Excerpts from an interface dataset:
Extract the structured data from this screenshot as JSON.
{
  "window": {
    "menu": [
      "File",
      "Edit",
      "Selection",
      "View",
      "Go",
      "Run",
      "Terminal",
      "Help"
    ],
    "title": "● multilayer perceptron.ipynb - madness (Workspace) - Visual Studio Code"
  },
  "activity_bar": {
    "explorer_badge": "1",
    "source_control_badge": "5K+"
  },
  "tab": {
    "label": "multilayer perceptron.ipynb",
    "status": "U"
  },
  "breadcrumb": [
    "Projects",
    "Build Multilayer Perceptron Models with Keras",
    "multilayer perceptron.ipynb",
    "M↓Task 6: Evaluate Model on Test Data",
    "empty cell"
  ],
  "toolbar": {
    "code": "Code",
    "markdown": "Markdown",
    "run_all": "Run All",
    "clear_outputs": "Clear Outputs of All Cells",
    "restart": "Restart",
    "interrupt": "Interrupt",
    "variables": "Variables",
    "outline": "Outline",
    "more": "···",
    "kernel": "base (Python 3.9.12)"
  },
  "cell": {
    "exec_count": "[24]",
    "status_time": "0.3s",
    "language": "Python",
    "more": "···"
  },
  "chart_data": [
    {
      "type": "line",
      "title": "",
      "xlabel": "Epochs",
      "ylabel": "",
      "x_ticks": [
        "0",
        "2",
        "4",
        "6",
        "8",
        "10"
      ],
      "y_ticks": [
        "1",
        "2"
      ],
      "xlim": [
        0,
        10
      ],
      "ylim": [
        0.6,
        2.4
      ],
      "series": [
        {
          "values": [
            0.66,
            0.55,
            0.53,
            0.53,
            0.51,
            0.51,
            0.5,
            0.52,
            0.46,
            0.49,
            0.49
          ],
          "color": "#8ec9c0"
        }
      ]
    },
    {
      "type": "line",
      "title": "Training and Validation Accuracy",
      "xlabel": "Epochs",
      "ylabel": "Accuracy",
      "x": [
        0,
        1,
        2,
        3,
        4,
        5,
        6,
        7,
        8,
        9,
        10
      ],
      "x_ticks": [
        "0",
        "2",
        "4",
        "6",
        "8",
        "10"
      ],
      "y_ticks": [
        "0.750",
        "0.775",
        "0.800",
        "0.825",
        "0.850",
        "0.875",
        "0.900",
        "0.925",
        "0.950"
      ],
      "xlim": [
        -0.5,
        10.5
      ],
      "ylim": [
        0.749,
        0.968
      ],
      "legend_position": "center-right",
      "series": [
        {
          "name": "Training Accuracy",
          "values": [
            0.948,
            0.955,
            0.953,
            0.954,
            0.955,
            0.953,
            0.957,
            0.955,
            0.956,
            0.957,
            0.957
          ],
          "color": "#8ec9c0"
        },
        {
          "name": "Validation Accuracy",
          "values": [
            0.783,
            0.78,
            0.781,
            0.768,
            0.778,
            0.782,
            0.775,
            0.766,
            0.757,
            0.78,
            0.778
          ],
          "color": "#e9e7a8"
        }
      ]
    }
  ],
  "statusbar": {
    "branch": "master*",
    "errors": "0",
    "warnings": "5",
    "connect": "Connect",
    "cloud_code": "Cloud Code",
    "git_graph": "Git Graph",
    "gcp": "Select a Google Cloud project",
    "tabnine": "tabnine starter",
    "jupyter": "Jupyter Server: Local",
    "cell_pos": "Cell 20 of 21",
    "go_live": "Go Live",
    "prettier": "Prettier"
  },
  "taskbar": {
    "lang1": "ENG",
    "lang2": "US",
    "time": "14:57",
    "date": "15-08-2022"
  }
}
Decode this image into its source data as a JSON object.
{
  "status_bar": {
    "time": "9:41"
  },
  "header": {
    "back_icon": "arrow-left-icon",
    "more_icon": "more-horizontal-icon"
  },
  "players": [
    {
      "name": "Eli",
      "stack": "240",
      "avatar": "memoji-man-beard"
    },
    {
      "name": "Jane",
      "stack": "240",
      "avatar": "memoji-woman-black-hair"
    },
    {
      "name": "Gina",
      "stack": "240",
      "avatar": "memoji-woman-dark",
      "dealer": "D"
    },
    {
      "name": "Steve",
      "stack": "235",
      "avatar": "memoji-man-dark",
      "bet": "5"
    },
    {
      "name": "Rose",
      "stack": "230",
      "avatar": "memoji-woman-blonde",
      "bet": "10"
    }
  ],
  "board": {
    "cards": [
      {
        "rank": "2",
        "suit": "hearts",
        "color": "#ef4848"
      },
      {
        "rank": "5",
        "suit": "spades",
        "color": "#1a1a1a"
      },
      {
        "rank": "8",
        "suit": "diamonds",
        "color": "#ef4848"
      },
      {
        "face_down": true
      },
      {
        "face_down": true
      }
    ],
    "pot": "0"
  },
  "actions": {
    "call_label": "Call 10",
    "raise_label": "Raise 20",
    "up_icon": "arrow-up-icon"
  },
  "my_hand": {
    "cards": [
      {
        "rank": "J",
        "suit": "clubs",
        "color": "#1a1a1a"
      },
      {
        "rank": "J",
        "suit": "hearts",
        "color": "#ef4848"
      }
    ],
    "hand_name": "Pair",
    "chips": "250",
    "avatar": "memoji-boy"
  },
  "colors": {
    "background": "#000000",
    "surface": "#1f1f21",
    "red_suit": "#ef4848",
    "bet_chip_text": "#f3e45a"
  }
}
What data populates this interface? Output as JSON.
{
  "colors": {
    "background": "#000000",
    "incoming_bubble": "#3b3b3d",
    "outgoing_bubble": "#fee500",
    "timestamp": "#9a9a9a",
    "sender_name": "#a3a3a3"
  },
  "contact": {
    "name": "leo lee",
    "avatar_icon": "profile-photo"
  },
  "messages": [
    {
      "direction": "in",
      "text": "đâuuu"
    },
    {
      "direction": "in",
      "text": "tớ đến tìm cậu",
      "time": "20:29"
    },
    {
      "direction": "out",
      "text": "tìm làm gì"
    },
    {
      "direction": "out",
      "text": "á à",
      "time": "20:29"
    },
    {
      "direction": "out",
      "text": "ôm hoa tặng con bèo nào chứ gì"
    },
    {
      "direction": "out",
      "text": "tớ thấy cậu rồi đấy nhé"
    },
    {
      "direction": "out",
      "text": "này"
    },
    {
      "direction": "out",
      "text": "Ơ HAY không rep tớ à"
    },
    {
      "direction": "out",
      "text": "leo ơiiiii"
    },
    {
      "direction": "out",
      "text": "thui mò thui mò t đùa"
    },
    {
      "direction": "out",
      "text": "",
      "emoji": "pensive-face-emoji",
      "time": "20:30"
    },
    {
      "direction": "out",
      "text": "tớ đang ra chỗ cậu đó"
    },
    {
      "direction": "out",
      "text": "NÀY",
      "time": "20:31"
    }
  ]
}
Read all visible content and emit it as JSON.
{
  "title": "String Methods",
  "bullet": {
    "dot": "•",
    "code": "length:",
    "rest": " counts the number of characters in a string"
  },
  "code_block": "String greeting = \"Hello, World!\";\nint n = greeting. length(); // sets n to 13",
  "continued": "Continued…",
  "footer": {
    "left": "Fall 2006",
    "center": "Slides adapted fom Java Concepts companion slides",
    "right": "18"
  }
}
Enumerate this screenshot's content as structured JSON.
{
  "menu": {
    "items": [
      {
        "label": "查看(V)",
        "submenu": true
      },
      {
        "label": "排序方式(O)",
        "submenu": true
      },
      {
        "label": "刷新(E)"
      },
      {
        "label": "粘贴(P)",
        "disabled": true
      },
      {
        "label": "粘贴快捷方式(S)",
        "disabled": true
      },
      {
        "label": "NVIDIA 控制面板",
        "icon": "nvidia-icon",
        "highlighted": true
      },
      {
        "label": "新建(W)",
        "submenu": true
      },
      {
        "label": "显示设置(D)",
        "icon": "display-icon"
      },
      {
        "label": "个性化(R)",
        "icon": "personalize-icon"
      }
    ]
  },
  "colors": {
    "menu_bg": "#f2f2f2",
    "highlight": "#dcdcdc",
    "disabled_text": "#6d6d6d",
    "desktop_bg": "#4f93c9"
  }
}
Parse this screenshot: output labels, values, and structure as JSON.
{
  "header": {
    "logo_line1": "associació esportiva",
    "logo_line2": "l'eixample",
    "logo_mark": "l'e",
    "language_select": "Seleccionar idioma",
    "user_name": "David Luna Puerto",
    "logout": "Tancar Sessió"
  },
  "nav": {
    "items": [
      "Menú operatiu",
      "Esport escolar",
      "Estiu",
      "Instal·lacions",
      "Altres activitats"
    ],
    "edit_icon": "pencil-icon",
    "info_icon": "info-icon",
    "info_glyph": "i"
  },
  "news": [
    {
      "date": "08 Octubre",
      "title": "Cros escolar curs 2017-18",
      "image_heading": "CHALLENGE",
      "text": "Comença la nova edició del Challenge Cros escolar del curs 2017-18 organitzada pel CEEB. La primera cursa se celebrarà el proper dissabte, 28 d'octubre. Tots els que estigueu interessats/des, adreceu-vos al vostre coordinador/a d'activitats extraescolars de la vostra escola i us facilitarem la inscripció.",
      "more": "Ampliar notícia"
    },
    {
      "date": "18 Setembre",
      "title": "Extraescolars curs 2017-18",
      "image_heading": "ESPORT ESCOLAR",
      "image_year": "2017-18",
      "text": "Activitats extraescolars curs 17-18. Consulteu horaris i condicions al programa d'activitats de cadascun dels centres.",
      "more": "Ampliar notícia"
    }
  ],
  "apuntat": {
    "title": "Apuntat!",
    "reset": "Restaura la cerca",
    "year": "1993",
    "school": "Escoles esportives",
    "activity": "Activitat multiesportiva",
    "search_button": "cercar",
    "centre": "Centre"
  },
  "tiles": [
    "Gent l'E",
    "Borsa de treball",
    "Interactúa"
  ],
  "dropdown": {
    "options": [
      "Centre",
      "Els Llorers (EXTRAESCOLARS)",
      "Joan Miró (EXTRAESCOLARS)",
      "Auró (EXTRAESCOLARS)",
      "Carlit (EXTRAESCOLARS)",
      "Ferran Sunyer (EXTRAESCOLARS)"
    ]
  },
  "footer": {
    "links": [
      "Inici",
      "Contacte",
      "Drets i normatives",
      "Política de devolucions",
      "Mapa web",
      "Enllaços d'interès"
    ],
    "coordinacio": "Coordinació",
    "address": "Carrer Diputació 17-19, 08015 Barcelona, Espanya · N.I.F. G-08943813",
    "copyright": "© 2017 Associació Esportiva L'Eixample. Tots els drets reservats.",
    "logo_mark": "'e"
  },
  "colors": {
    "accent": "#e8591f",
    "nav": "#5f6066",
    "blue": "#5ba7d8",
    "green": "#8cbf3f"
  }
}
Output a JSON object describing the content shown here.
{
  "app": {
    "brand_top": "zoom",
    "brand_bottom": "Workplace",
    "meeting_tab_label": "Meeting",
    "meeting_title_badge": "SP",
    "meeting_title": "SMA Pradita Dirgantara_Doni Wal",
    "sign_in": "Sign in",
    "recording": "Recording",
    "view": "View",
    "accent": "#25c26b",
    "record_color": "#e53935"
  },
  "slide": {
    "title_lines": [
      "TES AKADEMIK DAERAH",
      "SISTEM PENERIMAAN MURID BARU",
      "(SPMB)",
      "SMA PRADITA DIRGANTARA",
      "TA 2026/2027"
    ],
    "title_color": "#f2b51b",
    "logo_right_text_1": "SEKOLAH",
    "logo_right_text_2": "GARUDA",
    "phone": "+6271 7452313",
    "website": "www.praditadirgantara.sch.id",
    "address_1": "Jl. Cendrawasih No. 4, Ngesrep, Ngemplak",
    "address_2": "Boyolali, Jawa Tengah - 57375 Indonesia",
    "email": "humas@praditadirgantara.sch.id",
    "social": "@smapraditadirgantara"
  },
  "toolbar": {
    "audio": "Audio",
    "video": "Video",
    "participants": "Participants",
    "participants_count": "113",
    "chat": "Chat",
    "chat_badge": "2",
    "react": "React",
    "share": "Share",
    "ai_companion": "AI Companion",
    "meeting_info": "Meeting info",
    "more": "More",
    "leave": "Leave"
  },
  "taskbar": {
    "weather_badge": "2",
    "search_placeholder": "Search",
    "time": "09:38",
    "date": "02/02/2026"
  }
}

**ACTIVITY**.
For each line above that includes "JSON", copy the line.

**REPLY**.
Extract the structured data from this screenshot as JSON.
Decode this image into its source data as a JSON object.
What data populates this interface? Output as JSON.
Read all visible content and emit it as JSON.
Enumerate this screenshot's content as structured JSON.
Parse this screenshot: output labels, values, and structure as JSON.
Output a JSON object describing the content shown here.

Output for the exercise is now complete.